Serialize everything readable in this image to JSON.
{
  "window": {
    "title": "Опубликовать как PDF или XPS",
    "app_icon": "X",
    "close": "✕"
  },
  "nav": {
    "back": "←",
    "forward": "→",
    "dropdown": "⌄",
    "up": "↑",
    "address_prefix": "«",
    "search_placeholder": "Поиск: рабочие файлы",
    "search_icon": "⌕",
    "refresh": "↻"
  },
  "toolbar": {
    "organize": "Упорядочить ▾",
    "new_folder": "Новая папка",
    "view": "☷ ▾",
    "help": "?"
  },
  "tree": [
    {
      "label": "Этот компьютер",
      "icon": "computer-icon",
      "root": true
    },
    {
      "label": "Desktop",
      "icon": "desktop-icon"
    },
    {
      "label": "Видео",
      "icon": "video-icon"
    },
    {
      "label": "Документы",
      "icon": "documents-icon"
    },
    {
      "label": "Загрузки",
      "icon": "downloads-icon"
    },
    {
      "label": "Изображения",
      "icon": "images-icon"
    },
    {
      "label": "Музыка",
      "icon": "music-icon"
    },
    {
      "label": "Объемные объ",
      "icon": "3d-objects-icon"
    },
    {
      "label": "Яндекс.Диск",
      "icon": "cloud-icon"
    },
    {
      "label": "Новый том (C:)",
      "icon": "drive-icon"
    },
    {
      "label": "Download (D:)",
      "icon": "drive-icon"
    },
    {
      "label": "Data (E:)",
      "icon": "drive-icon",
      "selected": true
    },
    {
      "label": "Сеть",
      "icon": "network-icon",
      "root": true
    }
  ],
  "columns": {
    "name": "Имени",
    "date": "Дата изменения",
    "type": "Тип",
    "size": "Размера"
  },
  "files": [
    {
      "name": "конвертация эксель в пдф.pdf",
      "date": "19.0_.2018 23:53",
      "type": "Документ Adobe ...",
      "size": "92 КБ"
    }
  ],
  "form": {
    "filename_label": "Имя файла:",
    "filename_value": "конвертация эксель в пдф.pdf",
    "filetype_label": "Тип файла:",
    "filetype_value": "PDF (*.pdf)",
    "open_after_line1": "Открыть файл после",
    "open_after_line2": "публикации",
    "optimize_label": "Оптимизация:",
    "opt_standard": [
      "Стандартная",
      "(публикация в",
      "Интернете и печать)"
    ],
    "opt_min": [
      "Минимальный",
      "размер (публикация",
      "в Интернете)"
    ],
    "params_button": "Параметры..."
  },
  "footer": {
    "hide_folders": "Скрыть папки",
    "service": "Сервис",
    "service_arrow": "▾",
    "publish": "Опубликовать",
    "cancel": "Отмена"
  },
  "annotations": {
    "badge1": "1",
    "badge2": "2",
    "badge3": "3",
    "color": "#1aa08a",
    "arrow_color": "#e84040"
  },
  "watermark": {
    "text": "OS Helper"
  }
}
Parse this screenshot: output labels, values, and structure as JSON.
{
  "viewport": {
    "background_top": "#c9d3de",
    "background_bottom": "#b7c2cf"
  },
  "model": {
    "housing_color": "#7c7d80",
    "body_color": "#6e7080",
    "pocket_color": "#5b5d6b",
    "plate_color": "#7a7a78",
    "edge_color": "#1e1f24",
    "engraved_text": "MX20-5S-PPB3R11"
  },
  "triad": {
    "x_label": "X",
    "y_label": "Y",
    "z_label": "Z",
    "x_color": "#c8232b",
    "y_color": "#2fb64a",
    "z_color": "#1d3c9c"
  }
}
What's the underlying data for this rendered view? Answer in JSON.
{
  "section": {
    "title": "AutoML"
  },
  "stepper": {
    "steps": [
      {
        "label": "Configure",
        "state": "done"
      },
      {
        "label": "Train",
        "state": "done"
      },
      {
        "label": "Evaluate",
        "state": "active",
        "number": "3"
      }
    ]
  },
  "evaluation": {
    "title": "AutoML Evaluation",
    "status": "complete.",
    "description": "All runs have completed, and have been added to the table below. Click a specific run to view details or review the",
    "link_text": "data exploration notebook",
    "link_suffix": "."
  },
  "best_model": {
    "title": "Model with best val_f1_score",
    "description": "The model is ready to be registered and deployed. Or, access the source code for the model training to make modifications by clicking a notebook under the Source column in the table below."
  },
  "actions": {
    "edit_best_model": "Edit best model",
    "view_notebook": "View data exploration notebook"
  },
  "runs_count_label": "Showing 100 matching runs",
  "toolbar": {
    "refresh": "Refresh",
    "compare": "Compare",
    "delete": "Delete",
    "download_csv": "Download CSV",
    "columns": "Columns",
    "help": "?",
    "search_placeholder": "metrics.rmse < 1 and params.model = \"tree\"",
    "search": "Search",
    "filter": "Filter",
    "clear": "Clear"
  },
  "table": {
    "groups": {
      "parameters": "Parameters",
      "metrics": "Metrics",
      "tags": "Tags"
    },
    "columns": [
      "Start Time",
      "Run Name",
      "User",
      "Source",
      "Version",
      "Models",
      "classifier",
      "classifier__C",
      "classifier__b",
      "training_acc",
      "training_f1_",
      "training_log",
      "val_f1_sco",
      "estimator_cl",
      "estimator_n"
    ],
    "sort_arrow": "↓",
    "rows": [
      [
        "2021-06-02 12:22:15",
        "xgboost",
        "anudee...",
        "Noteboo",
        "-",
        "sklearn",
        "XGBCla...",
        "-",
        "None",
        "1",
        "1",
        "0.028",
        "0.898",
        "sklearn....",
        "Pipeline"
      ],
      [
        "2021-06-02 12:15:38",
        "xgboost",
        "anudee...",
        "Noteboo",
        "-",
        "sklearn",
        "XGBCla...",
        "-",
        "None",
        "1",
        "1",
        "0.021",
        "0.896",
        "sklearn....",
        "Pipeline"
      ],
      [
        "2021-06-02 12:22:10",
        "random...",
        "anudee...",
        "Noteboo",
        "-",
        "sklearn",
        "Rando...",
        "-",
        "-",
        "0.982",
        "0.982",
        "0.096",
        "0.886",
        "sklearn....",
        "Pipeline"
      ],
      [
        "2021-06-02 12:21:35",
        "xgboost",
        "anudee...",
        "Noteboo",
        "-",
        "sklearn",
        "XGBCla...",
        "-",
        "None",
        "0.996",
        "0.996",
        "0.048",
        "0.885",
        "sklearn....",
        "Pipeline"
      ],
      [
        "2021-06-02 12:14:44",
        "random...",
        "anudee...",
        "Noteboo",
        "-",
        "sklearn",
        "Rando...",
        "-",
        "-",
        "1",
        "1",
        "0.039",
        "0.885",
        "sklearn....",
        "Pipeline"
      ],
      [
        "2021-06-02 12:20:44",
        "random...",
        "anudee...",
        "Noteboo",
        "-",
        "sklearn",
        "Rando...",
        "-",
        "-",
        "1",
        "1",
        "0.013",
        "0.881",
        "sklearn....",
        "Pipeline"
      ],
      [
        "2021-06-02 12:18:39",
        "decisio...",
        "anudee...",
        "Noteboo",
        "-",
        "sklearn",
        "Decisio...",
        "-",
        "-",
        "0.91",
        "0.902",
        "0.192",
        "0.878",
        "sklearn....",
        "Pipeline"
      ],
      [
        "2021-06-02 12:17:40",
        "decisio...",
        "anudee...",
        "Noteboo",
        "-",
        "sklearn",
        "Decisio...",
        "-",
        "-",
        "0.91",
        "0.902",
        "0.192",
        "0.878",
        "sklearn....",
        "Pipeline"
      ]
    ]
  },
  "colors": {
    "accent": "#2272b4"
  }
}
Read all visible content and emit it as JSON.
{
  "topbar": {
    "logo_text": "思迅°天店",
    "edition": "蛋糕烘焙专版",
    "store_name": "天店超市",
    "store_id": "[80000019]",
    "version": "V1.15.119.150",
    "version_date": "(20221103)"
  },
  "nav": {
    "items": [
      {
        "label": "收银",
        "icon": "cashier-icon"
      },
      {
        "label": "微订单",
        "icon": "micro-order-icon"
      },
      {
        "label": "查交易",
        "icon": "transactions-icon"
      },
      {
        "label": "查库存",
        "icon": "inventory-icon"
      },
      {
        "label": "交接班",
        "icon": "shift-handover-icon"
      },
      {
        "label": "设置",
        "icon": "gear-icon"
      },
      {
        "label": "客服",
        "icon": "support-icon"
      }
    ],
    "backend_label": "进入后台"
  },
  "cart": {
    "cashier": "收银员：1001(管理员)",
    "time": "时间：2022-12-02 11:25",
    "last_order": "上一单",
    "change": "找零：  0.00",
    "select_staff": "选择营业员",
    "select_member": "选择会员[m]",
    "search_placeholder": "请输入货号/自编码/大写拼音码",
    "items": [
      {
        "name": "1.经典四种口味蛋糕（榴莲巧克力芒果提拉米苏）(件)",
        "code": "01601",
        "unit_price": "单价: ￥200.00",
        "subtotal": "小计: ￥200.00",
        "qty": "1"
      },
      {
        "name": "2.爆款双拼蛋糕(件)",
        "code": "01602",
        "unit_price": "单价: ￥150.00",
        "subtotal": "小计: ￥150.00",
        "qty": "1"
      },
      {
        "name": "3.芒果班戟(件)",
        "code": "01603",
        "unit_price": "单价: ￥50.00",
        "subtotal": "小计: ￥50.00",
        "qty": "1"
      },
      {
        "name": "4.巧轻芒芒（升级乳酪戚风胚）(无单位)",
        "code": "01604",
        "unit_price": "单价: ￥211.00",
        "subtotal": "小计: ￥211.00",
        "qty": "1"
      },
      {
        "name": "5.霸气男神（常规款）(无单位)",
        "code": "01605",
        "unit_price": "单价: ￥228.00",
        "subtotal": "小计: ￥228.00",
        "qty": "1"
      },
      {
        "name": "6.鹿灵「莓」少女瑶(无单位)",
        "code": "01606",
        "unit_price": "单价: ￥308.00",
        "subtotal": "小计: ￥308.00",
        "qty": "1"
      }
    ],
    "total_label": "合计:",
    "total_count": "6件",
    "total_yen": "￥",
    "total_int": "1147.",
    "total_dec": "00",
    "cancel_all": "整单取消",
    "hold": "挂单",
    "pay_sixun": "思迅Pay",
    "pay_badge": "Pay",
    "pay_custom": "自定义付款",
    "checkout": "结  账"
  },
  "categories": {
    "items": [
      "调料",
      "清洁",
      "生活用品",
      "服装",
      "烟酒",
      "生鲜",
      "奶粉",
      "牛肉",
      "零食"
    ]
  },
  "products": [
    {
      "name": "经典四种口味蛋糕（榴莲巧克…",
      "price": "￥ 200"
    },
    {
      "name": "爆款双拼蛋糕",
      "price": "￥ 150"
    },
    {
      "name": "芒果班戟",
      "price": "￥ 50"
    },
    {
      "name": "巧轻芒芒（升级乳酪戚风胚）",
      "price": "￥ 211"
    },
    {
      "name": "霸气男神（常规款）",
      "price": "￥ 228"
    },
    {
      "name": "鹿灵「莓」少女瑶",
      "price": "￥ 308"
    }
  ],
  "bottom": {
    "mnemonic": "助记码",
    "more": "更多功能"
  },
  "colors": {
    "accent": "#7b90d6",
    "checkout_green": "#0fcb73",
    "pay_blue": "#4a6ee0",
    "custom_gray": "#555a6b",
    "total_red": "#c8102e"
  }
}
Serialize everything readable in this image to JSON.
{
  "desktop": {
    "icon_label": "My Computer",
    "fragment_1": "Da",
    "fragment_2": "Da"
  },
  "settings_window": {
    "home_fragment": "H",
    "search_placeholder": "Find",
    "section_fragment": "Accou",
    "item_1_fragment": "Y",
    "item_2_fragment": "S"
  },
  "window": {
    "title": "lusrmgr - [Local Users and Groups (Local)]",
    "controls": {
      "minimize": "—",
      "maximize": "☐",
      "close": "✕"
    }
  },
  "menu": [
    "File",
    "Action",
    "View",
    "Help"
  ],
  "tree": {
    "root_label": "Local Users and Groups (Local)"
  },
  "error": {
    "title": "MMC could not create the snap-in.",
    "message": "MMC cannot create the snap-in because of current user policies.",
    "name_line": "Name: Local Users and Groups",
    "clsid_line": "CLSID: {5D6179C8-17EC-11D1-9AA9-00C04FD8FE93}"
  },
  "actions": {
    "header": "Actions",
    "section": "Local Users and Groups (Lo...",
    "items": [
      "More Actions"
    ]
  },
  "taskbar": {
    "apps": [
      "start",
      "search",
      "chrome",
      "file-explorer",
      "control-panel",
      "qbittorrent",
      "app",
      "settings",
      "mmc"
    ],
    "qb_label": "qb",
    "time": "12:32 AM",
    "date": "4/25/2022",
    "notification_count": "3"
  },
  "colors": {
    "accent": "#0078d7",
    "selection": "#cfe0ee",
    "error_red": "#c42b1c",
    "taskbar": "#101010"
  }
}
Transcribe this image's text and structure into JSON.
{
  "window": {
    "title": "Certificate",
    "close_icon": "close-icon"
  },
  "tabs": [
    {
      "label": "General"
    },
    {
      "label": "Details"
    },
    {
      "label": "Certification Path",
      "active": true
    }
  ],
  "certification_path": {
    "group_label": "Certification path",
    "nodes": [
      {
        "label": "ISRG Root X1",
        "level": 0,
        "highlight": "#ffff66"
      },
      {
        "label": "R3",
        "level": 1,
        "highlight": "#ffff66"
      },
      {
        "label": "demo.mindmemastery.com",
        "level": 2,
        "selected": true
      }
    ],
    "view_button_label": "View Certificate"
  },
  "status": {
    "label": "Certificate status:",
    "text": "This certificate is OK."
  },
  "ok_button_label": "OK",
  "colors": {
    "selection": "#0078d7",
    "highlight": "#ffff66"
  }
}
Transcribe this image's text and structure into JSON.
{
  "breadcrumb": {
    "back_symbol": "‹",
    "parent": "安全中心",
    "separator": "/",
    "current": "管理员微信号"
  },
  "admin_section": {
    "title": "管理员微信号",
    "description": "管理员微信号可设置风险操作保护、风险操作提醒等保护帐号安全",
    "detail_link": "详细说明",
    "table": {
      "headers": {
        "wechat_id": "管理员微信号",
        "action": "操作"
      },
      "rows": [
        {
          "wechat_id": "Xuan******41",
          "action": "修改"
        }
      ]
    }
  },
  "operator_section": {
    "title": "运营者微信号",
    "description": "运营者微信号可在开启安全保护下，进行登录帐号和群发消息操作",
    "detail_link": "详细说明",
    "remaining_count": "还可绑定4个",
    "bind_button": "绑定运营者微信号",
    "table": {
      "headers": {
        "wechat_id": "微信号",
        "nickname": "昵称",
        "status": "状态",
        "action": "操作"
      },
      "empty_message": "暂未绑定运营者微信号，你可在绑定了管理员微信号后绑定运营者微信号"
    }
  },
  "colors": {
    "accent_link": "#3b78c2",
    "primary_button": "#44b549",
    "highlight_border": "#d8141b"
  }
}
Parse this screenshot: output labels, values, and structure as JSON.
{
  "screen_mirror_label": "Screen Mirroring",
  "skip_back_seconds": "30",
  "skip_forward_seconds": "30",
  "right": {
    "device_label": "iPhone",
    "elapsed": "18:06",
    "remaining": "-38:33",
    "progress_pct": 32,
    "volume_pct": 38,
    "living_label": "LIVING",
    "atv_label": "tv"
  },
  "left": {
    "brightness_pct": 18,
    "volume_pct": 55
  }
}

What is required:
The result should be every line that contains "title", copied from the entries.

Solved exercise:
    "title": "Опубликовать как PDF или XPS",
    "title": "AutoML"
    "title": "AutoML Evaluation",
    "title": "Model with best val_f1_score",
    "title": "lusrmgr - [Local Users and Groups (Local)]",
    "title": "MMC could not create the snap-in.",
    "title": "Certificate",
    "title": "管理员微信号",
    "title": "运营者微信号",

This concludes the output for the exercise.